The gospel passage from St. Matthew invites us to observe the traditional practices of Lent—prayer, fasting, and almsgiving. But Jesus reminds us that we draw a greater benefit when we are less concerned about how other people see us, but rather that our Father sees into our hearts a sincere desire to be transformed. When we pray, we speak to God’s heart and we listen for God’s voice. When we fast, we join ourselves in solidarity with those who hunger and thirst for bodily nourishment, so we recognize our own hunger and thirst for God. When we give alms, we share God’s blessings with those in need, and we bring their deeper hunger and thirst to God when we pray. So the practices of Lent build on each other, a sincere effort not put on for show.
St. Paul calls us, as he called the church of Corinth, to be reconciled with God. In this Lenten season, God pours out his grace in great abundance upon his church. “Do not receive the grace of God in vain.” When all we do is go through the motions, when we pray and fast and give alms so that we can score some brownie points, when our Lenten observance does not truly express our sincere desire to be made new, we walk away hungry from the abundant table of God’s grace and blessing. We know Lent will come around again next year, as it does every year. So we convince ourselves we will do better next year. But now is a very acceptable time. Now is the day of salvation. We should grab this opportunity. There is no guarantee next year will come for all of us.
Now God offers us his mercy and compassion that we might come to know forgiveness for our sins and reconciliation with one another. Typically when we hear of God’s mercy and compassion, we imagine ourselves merely as recipients because God has already completed his saving work in the glorious passion, death, and resurrection of the Lord Jesus Christ. But this Lenten season, let us place ourselves at the service of God’s mercy and compassion so that forgiveness of sins and reconciliation with one another may be shared with all who journey alongside us. St. Paul was an ambassador for Christ to the people of Corinth. So we too can be ambassadors for Christ to the people in our own lives. By our prayer, fasting, and almsgiving, we can draw others to nourishment for their souls. By our sincere expression of repentance for our sins, we can more intentionally invite others to experience God’s mercy and compassion as well.
The next time we encounter our neighbor, we can choose to set aside our cynicism and our lack of confidence in the inherent goodness of human nature. We can express a more sincere hope and faith in those we encounter, knowing that God’s mercy and compassion are already at work in their lives. We can give a more authentic and joyful witness to our faith that is often lacking in some who call themselves Christian. We can show more sincere gratitude for the goodness of God by warmly welcoming all who seek a reason for our joy.

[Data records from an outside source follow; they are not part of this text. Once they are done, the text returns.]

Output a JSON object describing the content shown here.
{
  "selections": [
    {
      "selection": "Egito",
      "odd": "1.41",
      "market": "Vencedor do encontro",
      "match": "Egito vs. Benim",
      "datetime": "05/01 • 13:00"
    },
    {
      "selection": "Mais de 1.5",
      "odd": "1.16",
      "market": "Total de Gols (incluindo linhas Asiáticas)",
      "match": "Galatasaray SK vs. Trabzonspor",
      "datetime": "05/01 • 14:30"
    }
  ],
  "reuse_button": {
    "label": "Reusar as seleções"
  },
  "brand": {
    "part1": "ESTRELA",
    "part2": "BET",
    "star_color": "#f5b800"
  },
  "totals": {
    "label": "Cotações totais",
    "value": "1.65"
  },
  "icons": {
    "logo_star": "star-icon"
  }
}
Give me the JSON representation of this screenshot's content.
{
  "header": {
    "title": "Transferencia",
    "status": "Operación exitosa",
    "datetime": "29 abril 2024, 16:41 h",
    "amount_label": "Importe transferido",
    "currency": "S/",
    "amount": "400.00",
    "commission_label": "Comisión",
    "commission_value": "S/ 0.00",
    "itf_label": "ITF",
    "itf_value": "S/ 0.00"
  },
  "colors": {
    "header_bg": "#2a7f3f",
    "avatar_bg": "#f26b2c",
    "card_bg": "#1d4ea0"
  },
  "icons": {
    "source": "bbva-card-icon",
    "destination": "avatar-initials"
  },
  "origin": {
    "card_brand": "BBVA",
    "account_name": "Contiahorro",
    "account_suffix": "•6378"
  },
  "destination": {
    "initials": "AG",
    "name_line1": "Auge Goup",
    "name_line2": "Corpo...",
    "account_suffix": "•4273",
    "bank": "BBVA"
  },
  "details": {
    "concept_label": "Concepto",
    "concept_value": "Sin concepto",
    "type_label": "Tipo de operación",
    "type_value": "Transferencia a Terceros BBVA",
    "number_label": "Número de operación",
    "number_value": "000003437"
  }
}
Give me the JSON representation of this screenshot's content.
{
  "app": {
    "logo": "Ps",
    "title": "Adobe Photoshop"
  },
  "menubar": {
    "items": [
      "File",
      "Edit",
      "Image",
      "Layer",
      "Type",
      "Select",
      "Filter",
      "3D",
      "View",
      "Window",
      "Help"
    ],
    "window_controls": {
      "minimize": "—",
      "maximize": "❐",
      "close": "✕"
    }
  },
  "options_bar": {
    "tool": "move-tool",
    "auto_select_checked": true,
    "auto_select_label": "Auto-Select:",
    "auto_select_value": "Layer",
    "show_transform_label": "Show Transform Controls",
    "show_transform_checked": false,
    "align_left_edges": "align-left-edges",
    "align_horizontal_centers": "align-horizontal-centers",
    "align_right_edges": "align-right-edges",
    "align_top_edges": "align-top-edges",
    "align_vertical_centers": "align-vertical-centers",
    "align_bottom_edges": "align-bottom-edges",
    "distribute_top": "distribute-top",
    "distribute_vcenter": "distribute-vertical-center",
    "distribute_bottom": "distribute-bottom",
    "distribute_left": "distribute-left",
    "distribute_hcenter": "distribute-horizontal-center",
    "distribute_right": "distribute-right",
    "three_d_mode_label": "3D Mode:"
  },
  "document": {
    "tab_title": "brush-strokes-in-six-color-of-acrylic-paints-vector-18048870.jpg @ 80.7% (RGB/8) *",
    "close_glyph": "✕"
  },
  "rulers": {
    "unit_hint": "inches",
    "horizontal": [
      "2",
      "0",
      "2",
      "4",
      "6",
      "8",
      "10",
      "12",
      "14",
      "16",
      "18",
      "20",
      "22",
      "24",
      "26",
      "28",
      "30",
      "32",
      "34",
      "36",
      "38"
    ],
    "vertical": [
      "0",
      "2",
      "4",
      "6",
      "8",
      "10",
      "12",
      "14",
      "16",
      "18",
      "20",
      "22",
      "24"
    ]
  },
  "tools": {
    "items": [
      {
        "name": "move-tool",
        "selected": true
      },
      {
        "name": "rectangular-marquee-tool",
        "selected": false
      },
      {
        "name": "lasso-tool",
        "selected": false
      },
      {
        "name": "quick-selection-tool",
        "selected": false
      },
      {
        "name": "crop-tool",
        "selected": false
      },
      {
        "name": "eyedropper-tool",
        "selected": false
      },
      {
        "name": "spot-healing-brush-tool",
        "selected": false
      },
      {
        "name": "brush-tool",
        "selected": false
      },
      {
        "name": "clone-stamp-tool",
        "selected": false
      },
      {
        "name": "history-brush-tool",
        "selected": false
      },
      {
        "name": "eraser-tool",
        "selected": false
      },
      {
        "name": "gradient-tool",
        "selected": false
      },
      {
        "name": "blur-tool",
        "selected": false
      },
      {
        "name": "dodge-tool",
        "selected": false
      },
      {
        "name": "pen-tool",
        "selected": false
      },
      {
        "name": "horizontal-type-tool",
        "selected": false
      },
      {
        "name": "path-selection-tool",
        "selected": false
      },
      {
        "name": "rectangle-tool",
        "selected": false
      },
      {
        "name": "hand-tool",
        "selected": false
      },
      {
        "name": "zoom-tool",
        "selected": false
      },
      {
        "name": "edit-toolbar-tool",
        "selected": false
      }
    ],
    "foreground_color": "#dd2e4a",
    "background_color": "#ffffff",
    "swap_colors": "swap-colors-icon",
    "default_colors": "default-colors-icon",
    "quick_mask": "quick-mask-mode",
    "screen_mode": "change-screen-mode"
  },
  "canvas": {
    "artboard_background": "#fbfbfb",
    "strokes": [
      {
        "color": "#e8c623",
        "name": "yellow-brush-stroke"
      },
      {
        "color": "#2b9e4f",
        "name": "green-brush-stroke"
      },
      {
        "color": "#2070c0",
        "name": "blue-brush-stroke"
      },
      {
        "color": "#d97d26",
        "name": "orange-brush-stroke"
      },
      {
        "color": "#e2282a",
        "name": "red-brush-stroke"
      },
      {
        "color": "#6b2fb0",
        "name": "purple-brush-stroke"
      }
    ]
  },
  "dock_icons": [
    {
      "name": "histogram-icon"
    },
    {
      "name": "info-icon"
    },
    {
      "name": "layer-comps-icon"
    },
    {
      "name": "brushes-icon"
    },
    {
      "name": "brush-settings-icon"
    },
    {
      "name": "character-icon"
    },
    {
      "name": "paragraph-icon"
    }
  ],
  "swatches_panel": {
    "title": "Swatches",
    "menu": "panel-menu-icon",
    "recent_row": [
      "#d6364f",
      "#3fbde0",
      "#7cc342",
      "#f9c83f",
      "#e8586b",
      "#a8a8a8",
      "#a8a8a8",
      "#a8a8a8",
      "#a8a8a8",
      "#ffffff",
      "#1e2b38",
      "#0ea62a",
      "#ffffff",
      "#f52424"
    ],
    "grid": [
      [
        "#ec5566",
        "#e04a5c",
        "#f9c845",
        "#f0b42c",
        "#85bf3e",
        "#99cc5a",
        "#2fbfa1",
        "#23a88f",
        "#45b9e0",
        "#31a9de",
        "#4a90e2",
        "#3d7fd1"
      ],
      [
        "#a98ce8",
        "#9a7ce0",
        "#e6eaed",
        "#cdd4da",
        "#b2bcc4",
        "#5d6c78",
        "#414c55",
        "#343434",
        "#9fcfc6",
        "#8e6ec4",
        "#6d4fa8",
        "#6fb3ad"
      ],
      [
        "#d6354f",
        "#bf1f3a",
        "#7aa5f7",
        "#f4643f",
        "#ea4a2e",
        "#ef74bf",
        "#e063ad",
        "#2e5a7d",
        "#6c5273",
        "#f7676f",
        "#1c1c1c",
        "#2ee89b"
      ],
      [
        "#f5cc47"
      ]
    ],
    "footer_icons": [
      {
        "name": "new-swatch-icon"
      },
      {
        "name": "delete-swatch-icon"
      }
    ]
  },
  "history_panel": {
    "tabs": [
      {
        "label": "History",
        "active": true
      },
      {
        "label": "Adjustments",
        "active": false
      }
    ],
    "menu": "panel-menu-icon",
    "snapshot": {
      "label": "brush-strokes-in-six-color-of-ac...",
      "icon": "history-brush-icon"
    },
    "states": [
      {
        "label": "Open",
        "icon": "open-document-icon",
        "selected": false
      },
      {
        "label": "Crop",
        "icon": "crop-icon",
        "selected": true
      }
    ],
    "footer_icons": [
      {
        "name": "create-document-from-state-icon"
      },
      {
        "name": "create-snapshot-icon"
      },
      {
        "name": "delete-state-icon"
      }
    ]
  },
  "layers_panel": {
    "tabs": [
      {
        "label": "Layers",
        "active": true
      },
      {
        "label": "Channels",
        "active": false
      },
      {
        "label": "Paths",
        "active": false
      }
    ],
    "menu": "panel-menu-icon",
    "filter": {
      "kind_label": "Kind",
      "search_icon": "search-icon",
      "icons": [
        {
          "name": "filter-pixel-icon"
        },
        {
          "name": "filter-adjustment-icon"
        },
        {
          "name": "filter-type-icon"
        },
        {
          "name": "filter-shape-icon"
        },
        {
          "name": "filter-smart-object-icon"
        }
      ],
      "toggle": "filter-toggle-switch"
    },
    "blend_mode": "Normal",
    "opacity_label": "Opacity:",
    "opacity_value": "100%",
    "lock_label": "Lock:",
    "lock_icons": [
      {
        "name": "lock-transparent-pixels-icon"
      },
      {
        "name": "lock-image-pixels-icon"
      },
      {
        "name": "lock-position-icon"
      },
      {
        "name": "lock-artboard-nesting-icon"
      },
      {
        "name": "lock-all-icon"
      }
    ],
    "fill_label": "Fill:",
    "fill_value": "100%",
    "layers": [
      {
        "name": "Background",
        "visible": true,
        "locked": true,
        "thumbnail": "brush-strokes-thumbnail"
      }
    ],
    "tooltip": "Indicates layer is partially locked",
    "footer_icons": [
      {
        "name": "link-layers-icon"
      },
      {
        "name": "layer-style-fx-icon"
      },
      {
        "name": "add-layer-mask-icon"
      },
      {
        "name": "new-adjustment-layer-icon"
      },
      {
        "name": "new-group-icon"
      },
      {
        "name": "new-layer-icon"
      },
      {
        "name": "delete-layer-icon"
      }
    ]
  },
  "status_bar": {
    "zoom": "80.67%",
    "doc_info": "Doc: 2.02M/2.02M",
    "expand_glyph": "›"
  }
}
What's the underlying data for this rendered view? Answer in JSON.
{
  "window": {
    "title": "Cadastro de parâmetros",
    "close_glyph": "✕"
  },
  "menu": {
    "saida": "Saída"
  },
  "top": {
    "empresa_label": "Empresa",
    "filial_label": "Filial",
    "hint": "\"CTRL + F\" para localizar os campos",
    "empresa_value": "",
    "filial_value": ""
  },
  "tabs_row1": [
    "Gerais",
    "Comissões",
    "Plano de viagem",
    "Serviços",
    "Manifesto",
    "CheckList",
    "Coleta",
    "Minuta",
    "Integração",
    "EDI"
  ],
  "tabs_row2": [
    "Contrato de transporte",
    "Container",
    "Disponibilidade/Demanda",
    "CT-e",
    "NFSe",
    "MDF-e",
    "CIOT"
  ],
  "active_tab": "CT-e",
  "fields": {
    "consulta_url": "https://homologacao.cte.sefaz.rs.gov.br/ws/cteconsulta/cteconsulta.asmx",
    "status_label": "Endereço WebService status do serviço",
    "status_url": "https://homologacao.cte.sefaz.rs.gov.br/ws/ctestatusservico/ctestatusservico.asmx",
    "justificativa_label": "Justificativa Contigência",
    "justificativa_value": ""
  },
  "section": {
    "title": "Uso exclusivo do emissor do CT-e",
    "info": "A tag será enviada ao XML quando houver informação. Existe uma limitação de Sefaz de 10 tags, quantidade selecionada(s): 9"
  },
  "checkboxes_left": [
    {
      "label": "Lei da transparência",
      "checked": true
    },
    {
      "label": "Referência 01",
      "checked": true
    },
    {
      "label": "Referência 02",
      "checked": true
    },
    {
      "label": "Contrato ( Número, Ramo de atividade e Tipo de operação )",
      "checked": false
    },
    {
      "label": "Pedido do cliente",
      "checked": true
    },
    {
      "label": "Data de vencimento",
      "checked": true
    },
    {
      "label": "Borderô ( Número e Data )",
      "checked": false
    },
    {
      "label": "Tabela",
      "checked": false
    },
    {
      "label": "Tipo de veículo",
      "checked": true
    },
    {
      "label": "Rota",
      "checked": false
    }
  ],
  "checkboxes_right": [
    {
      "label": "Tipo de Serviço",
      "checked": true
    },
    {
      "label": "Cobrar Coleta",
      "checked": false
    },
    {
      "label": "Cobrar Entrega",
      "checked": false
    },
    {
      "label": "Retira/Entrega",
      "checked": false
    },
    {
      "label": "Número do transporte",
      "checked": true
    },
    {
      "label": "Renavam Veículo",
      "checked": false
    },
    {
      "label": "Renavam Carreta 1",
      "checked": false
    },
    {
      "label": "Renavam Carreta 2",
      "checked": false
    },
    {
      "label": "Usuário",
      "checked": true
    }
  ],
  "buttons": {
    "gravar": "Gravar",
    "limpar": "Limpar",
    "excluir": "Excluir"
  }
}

This season of Lent is a season of God’s tremendous mercy and compassion, a time to experience most intimately the loving embrace of God’s forgiveness, healing, and peace. But it is also a time to extend to those we meet a hand in friendship, a smile to welcome, and a deep and sincere assurance of God’s care for them. They might not know about Lent. They might not care that we pray, fast, or give alms. They might be unaware that God desires to reconcile them with himself and with all his people. So we cannot pass up the opportunity to share with God’s people our joy in the knowledge of his mercy and compassion. Now is a very acceptable time. Now is the day of salvation. “Do not receive the grace of God in vain.”
Rolo B Castillo © 2016